Strengthen your Muscles – Usually strengthening exercises should begin eight weeks after surgery, and, it is always better to consult your physiotherapist before you start. These exercises develop strength in your muscles which in turn reduces the load on the joint, and prepares you for advanced activities like gardening and so on. By three months after your operation, strength and flexibility will have improved to a point where most patients are able to walk fairly comfortably without an assistive device, get in/out of chairs easily, and drive easily.
Kneeling – patients who have had a total knee replacement are allowed to do kneeling only after six months if they are comfortable. Kneeling may never be completely comfortable but should become easier as the knee regains maximum potential. After a hip replacement many patients can kneel down after completing the precautionary period of three months. The safe way to do this is to perform a single-legged kneel whereby the patient kneels on the knee of the operated side only. This means that the other hip has to bend whilst the operated hip stays extended. The reverse is true after a knee replacement as it may be too painful to kneel on the operated side whereas a single-leg kneel is possible on the opposite side.
Gardening – Resumption of gardening tasks such as shovelling, walking over uneven surfaces, and squatting/bending to the ground will vary from individual to individual depending upon level of strength prior to surgery, level of health, and length of healing time since surgery. Typically, between three and six months most individuals can begin attempting gardening tasks.
Gardening Tools and Assisted Devices – Returning to your garden and flower beds can be assisted with adaptive equipment. A planter’s stool or reacher can enhance your ability to get to the ground when strength and range of motion are limited. Use special knee mats or special knee pads for the work involving kneeling which will reduce the strain on the joint.
A cane can improve your balance walking across the yard or through the garden. In addition, modifying body mechanics can reduce the workload on your new joint – so, when carrying heavy loads such as plants and potting soil, keep them close to your body.

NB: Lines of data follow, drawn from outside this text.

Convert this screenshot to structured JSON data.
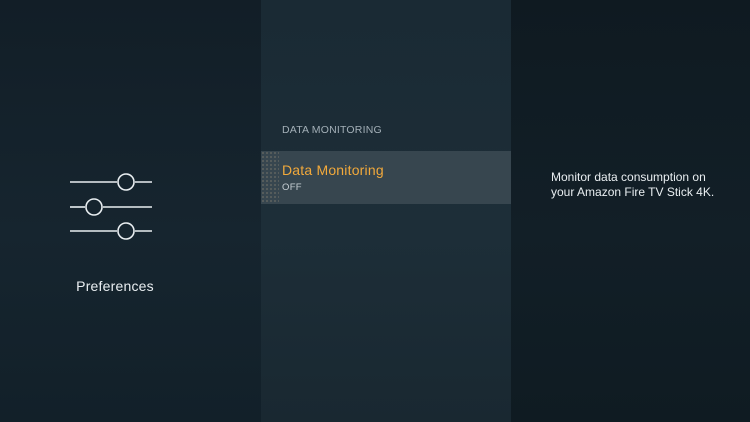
{
  "left_panel": {
    "icon": "sliders-icon",
    "category_label": "Preferences"
  },
  "middle_panel": {
    "section_header": "DATA MONITORING",
    "items": [
      {
        "title": "Data Monitoring",
        "value": "OFF",
        "focused": true
      }
    ]
  },
  "right_panel": {
    "description": "Monitor data consumption on your Amazon Fire TV Stick 4K."
  },
  "colors": {
    "accent": "#f2a93b",
    "focus_background": "#37464f",
    "text_primary": "#e9eef1",
    "text_secondary": "#a3afb7"
  }
}
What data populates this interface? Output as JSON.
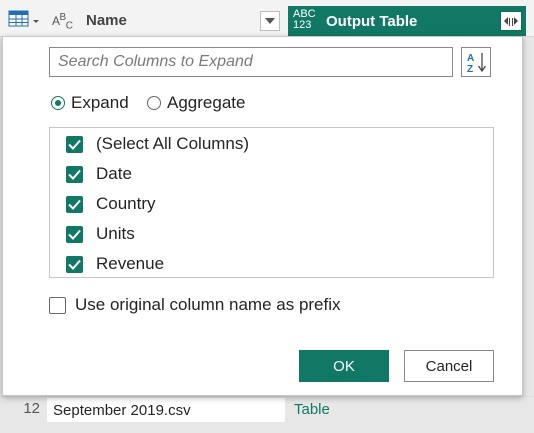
{
  "grid": {
    "columns": [
      {
        "type_icon": "abc-text-icon",
        "type_label": "A",
        "type_sub": "B",
        "type_sub2": "C",
        "name": "Name"
      },
      {
        "type_icon": "abc123-any-icon",
        "type_line1": "ABC",
        "type_line2": "123",
        "name": "Output Table"
      }
    ],
    "rows": [
      {
        "number": "12",
        "name": "September 2019.csv",
        "output": "Table"
      }
    ]
  },
  "popup": {
    "search": {
      "placeholder": "Search Columns to Expand",
      "value": ""
    },
    "modes": [
      {
        "label": "Expand",
        "selected": true
      },
      {
        "label": "Aggregate",
        "selected": false
      }
    ],
    "columns": [
      {
        "label": "(Select All Columns)",
        "checked": true
      },
      {
        "label": "Date",
        "checked": true
      },
      {
        "label": "Country",
        "checked": true
      },
      {
        "label": "Units",
        "checked": true
      },
      {
        "label": "Revenue",
        "checked": true
      }
    ],
    "prefix": {
      "label": "Use original column name as prefix",
      "checked": false
    },
    "ok_label": "OK",
    "cancel_label": "Cancel"
  },
  "colors": {
    "accent": "#117865",
    "border": "#8a8886"
  }
}
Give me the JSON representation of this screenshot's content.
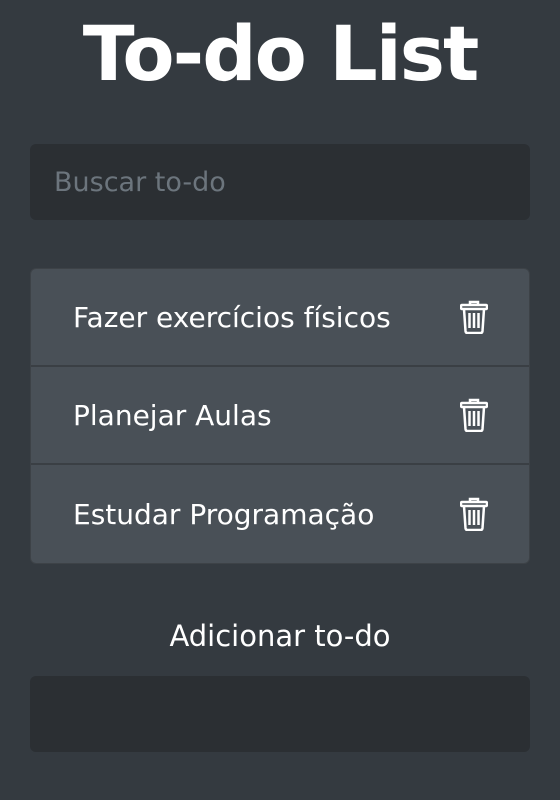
{
  "page": {
    "title": "To-do List"
  },
  "search": {
    "placeholder": "Buscar to-do",
    "value": ""
  },
  "todos": [
    {
      "label": "Fazer exercícios físicos",
      "icon": "trash-icon"
    },
    {
      "label": "Planejar Aulas",
      "icon": "trash-icon"
    },
    {
      "label": "Estudar Programação",
      "icon": "trash-icon"
    }
  ],
  "add": {
    "label": "Adicionar to-do",
    "value": ""
  },
  "colors": {
    "background": "#343a40",
    "input_background": "#2b2f33",
    "list_item_background": "#495057",
    "text": "#ffffff",
    "placeholder": "#6c757d"
  }
}
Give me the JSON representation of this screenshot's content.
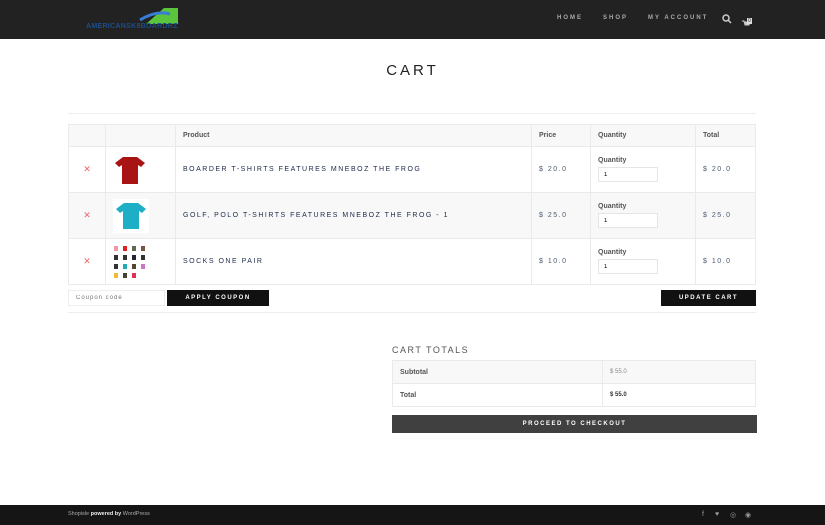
{
  "header": {
    "logo_text": "AMERICANSK8BOARDRZ",
    "nav": [
      "HOME",
      "SHOP",
      "MY ACCOUNT"
    ],
    "cart_count": "0"
  },
  "page_title": "CART",
  "table": {
    "headers": [
      "Product",
      "Price",
      "Quantity",
      "Total"
    ],
    "rows": [
      {
        "name": "BOARDER T-SHIRTS FEATURES MNEBOZ THE FROG",
        "price": "$ 20.0",
        "qty_label": "Quantity",
        "qty": "1",
        "total": "$ 20.0"
      },
      {
        "name": "GOLF, POLO T-SHIRTS FEATURES MNEBOZ THE FROG - 1",
        "price": "$ 25.0",
        "qty_label": "Quantity",
        "qty": "1",
        "total": "$ 25.0"
      },
      {
        "name": "SOCKS ONE PAIR",
        "price": "$ 10.0",
        "qty_label": "Quantity",
        "qty": "1",
        "total": "$ 10.0"
      }
    ]
  },
  "coupon": {
    "placeholder": "Coupon code",
    "apply": "APPLY COUPON",
    "update": "UPDATE CART"
  },
  "totals": {
    "heading": "CART TOTALS",
    "subtotal_label": "Subtotal",
    "subtotal": "$ 55.0",
    "total_label": "Total",
    "total": "$ 55.0",
    "checkout": "PROCEED TO CHECKOUT"
  },
  "footer": {
    "brand": "Shopisle",
    "powered": " powered by ",
    "wp": "WordPress"
  }
}
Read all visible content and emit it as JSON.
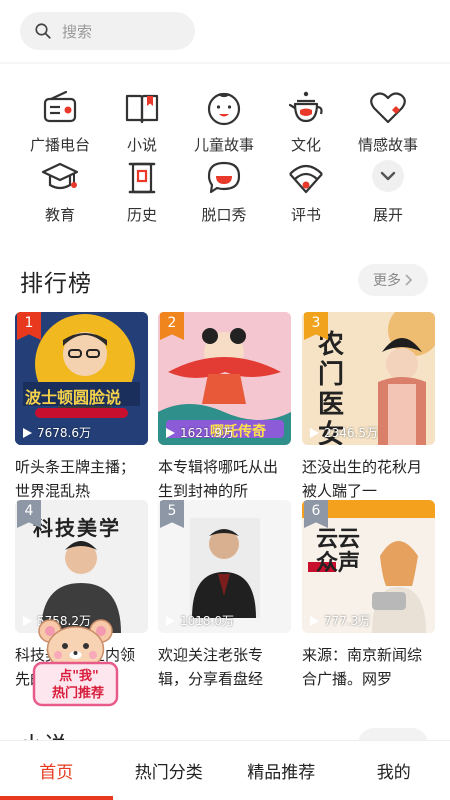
{
  "search": {
    "placeholder": "搜索"
  },
  "categories": [
    {
      "label": "广播电台",
      "icon": "radio-icon"
    },
    {
      "label": "小说",
      "icon": "book-icon"
    },
    {
      "label": "儿童故事",
      "icon": "child-face-icon"
    },
    {
      "label": "文化",
      "icon": "teapot-icon"
    },
    {
      "label": "情感故事",
      "icon": "heart-icon"
    },
    {
      "label": "教育",
      "icon": "graduation-cap-icon"
    },
    {
      "label": "历史",
      "icon": "scroll-icon"
    },
    {
      "label": "脱口秀",
      "icon": "speech-bubble-icon"
    },
    {
      "label": "评书",
      "icon": "fan-icon"
    },
    {
      "label": "展开",
      "icon": "chevron-down-icon"
    }
  ],
  "ranking": {
    "title": "排行榜",
    "more": "更多",
    "items": [
      {
        "rank": "1",
        "plays": "7678.6万",
        "title": "听头条王牌主播；世界混乱热",
        "cover_text": "波士顿圆脸说"
      },
      {
        "rank": "2",
        "plays": "1621.9万",
        "title": "本专辑将哪吒从出生到封神的所",
        "cover_text": "哪吒传奇"
      },
      {
        "rank": "3",
        "plays": "2346.5万",
        "title": "还没出生的花秋月被人踹了一",
        "cover_text": "农门医女"
      },
      {
        "rank": "4",
        "plays": "5758.2万",
        "title": "科技美学行业内领先的数码媒",
        "cover_text": "科技美学"
      },
      {
        "rank": "5",
        "plays": "1018.0万",
        "title": "欢迎关注老张专辑，分享看盘经",
        "cover_text": ""
      },
      {
        "rank": "6",
        "plays": "777.3万",
        "title": "来源：南京新闻综合广播。网罗",
        "cover_text": "云云众声"
      }
    ]
  },
  "next_section": {
    "title": "小说"
  },
  "floating": {
    "line1": "点\"我\"",
    "line2": "热门推荐"
  },
  "tabs": [
    {
      "label": "首页",
      "active": true
    },
    {
      "label": "热门分类",
      "active": false
    },
    {
      "label": "精品推荐",
      "active": false
    },
    {
      "label": "我的",
      "active": false
    }
  ],
  "colors": {
    "accent": "#e8391e",
    "icon_red": "#e8392b"
  }
}
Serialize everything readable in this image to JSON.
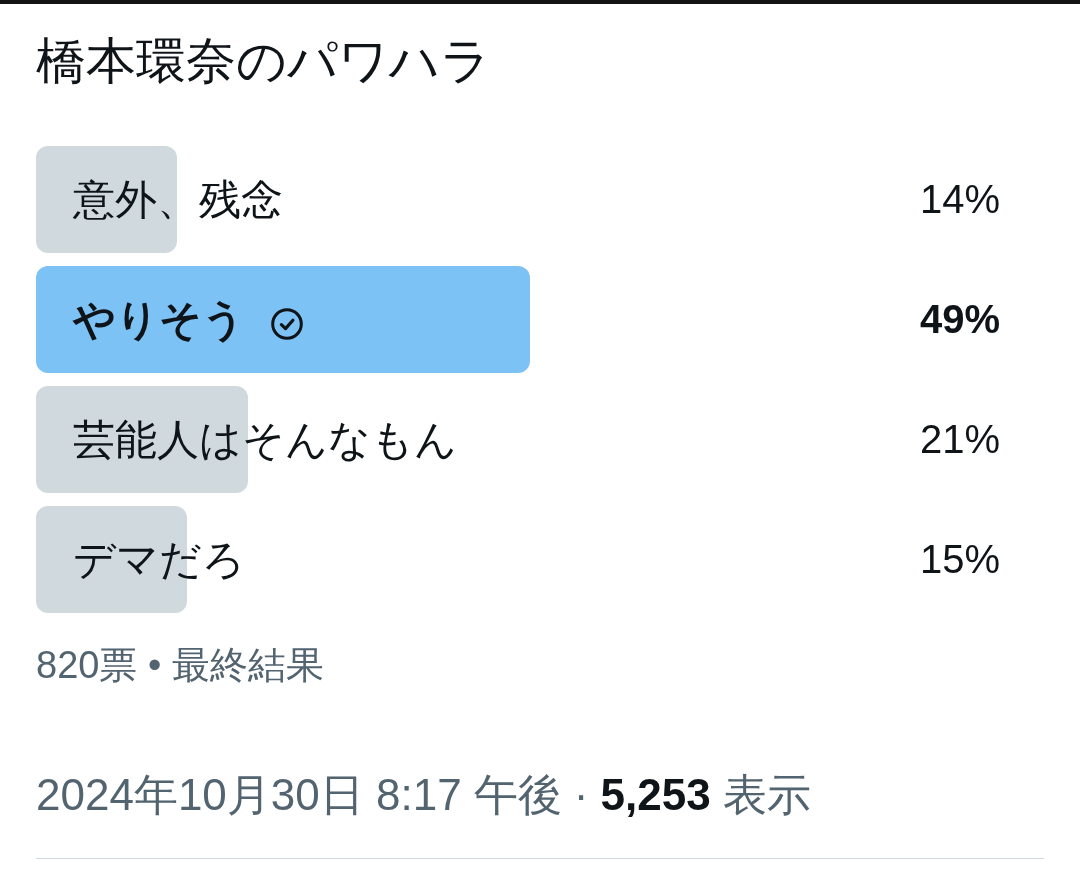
{
  "question": "橋本環奈のパワハラ",
  "options": [
    {
      "label": "意外、残念",
      "percentage": "14%",
      "level": 0.14,
      "winner": false,
      "voted": false
    },
    {
      "label": "やりそう",
      "percentage": "49%",
      "level": 0.49,
      "winner": true,
      "voted": true
    },
    {
      "label": "芸能人はそんなもん",
      "percentage": "21%",
      "level": 0.21,
      "winner": false,
      "voted": false
    },
    {
      "label": "デマだろ",
      "percentage": "15%",
      "level": 0.15,
      "winner": false,
      "voted": false
    }
  ],
  "summary": "820票 • 最終結果",
  "meta": {
    "posted_at": "2024年10月30日 8:17 午後",
    "separator": "·",
    "views": "**5,253** 表示"
  }
}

Use the ‘unoperated’ leg to apply pressure on a spade or shovel to reduce the stress on the operated side. 
Always seek the advice of an expert professional on how to to get up/down from the ground and bend safely from the hips to assist with weeding and planting. 
Reasonable health, motivation, paying attention to body signs (listen to your hip or knee) and time will allow returning to gardening in a relatively shorter period following total hip or knee replacement surgery.
Avoid spending hours stooping over flowerbeds to weed and plant. 
Don’t be in one position for long time as it puts a strain on your whole body.  It is good to keep changing your position or do other work, which involves change of position. Also, have a short break while working on for hours in the garden.
Do not use tools which are heavy to handle – buy tools which suit your needs and capabilities.
Last but not the least, carry a communication device (mobile phone or pendant alarm if you live alone) and stay hydrated while working in the garden.
The Chartered Society of Physiotherapy’s website is now carrying a new feature offering advice and information on how to be safer in the garden.  Chartered physiotherapist Gwyn Owen, a professional adviser with the CSP, said: ‘Most people do not consider gardening an exercise, but it is hard work and after a long winter break, few people are physically prepared for it.”